No pictures should be carried over. Output all other parts of the entries verbatim.

Element data from apps and pages
*** Block opens ***

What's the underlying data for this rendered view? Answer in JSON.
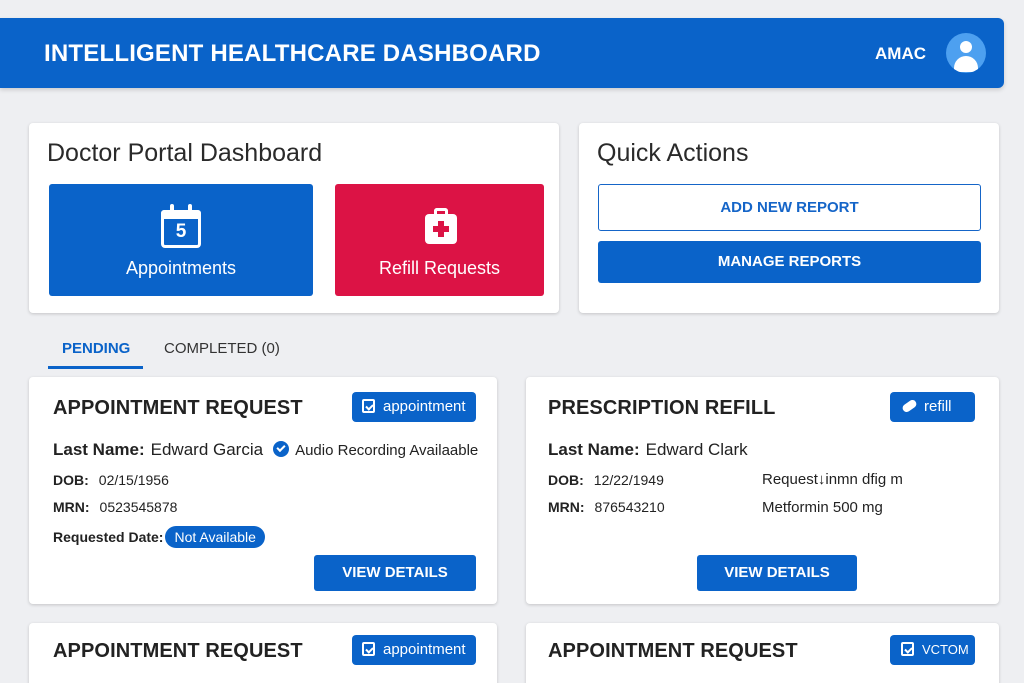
{
  "header": {
    "title": "INTELLIGENT HEALTHCARE DASHBOARD",
    "user": "AMAC",
    "avatar_icon": "user-avatar-icon"
  },
  "portal": {
    "title": "Doctor Portal Dashboard",
    "appointments": {
      "count": "5",
      "label": "Appointments",
      "icon": "calendar-icon",
      "color": "#0a63c9"
    },
    "refills": {
      "label": "Refill Requests",
      "icon": "medical-kit-icon",
      "color": "#dc1345"
    }
  },
  "quick_actions": {
    "title": "Quick Actions",
    "add_label": "ADD NEW REPORT",
    "manage_label": "MANAGE REPORTS"
  },
  "tabs": {
    "pending": "PENDING",
    "completed": "COMPLETED (0)"
  },
  "cards": [
    {
      "title": "APPOINTMENT REQUEST",
      "badge": "appointment",
      "last_name_label": "Last Name:",
      "last_name": "Edward Garcia",
      "audio": "Audio Recording Availaable",
      "dob_label": "DOB:",
      "dob": "02/15/1956",
      "mrn_label": "MRN:",
      "mrn": "0523545878",
      "requested_label": "Requested Date:",
      "requested_value": "Not Available",
      "button": "VIEW DETAILS"
    },
    {
      "title": "PRESCRIPTION REFILL",
      "badge": "refill",
      "last_name_label": "Last Name:",
      "last_name": "Edward Clark",
      "dob_label": "DOB:",
      "dob": "12/22/1949",
      "mrn_label": "MRN:",
      "mrn": "876543210",
      "request_text": "Request↓inmn dfig m",
      "medication": "Metformin 500 mg",
      "button": "VIEW DETAILS"
    },
    {
      "title": "APPOINTMENT REQUEST",
      "badge": "appointment"
    },
    {
      "title": "APPOINTMENT REQUEST",
      "badge": "VCTOM"
    }
  ]
}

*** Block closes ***

**Completed task**
What's the underlying data for this rendered view? Answer in JSON.
{
  "header": {
    "title": "INTELLIGENT HEALTHCARE DASHBOARD",
    "user": "AMAC",
    "avatar_icon": "user-avatar-icon"
  },
  "portal": {
    "title": "Doctor Portal Dashboard",
    "appointments": {
      "count": "5",
      "label": "Appointments",
      "icon": "calendar-icon",
      "color": "#0a63c9"
    },
    "refills": {
      "label": "Refill Requests",
      "icon": "medical-kit-icon",
      "color": "#dc1345"
    }
  },
  "quick_actions": {
    "title": "Quick Actions",
    "add_label": "ADD NEW REPORT",
    "manage_label": "MANAGE REPORTS"
  },
  "tabs": {
    "pending": "PENDING",
    "completed": "COMPLETED (0)"
  },
  "cards": [
    {
      "title": "APPOINTMENT REQUEST",
      "badge": "appointment",
      "last_name_label": "Last Name:",
      "last_name": "Edward Garcia",
      "audio": "Audio Recording Availaable",
      "dob_label": "DOB:",
      "dob": "02/15/1956",
      "mrn_label": "MRN:",
      "mrn": "0523545878",
      "requested_label": "Requested Date:",
      "requested_value": "Not Available",
      "button": "VIEW DETAILS"
    },
    {
      "title": "PRESCRIPTION REFILL",
      "badge": "refill",
      "last_name_label": "Last Name:",
      "last_name": "Edward Clark",
      "dob_label": "DOB:",
      "dob": "12/22/1949",
      "mrn_label": "MRN:",
      "mrn": "876543210",
      "request_text": "Request↓inmn dfig m",
      "medication": "Metformin 500 mg",
      "button": "VIEW DETAILS"
    },
    {
      "title": "APPOINTMENT REQUEST",
      "badge": "appointment"
    },
    {
      "title": "APPOINTMENT REQUEST",
      "badge": "VCTOM"
    }
  ]
}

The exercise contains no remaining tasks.